Reproduce each record verbatim, images excluded.

Saved data entries:

· · ·

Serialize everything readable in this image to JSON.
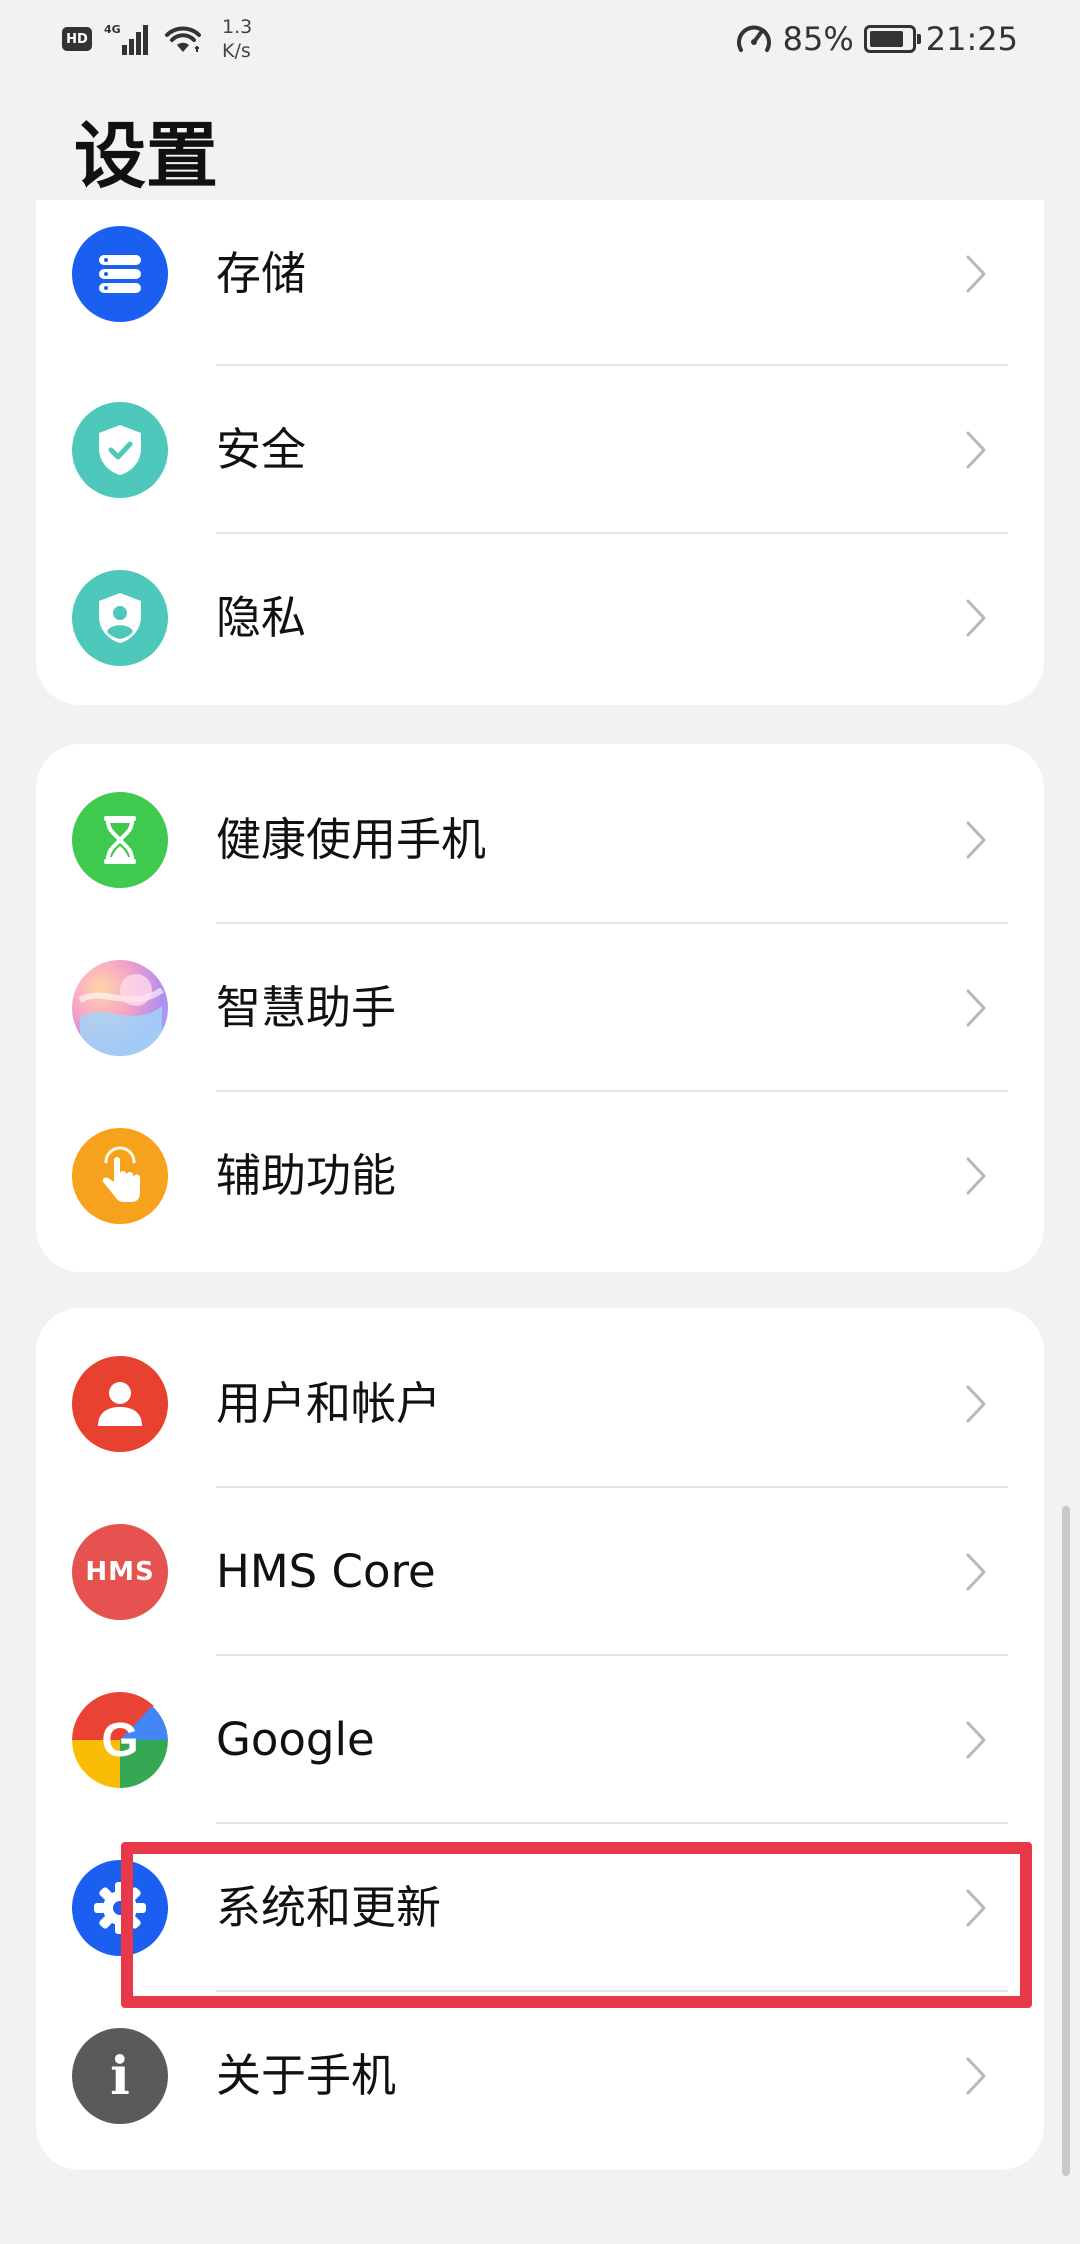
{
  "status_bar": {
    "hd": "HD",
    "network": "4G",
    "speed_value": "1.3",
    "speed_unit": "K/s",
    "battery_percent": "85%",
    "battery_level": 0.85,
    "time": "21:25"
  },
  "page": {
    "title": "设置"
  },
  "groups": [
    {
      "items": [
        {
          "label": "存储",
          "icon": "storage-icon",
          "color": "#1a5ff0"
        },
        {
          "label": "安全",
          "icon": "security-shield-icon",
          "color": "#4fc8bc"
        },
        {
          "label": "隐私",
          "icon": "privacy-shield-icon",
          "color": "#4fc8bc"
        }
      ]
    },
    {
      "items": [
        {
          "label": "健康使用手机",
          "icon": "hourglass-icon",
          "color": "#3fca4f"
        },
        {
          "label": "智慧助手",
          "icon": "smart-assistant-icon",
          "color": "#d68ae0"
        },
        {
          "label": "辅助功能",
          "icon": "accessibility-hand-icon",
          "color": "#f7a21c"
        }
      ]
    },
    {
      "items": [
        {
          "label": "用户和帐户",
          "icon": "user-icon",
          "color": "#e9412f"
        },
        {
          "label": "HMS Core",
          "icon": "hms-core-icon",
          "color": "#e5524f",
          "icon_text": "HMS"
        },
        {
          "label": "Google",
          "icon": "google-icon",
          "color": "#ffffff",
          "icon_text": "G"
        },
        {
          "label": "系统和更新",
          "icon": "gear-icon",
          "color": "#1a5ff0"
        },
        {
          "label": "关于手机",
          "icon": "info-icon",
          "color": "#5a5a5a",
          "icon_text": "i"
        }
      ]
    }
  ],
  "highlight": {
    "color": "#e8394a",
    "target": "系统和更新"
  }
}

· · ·

Response box:
Serialize everything readable in this image to JSON.
{
  "status_bar": {
    "hd": "HD",
    "network": "4G",
    "speed_value": "1.3",
    "speed_unit": "K/s",
    "battery_percent": "85%",
    "battery_level": 0.85,
    "time": "21:25"
  },
  "page": {
    "title": "设置"
  },
  "groups": [
    {
      "items": [
        {
          "label": "存储",
          "icon": "storage-icon",
          "color": "#1a5ff0"
        },
        {
          "label": "安全",
          "icon": "security-shield-icon",
          "color": "#4fc8bc"
        },
        {
          "label": "隐私",
          "icon": "privacy-shield-icon",
          "color": "#4fc8bc"
        }
      ]
    },
    {
      "items": [
        {
          "label": "健康使用手机",
          "icon": "hourglass-icon",
          "color": "#3fca4f"
        },
        {
          "label": "智慧助手",
          "icon": "smart-assistant-icon",
          "color": "#d68ae0"
        },
        {
          "label": "辅助功能",
          "icon": "accessibility-hand-icon",
          "color": "#f7a21c"
        }
      ]
    },
    {
      "items": [
        {
          "label": "用户和帐户",
          "icon": "user-icon",
          "color": "#e9412f"
        },
        {
          "label": "HMS Core",
          "icon": "hms-core-icon",
          "color": "#e5524f",
          "icon_text": "HMS"
        },
        {
          "label": "Google",
          "icon": "google-icon",
          "color": "#ffffff",
          "icon_text": "G"
        },
        {
          "label": "系统和更新",
          "icon": "gear-icon",
          "color": "#1a5ff0"
        },
        {
          "label": "关于手机",
          "icon": "info-icon",
          "color": "#5a5a5a",
          "icon_text": "i"
        }
      ]
    }
  ],
  "highlight": {
    "color": "#e8394a",
    "target": "系统和更新"
  }
}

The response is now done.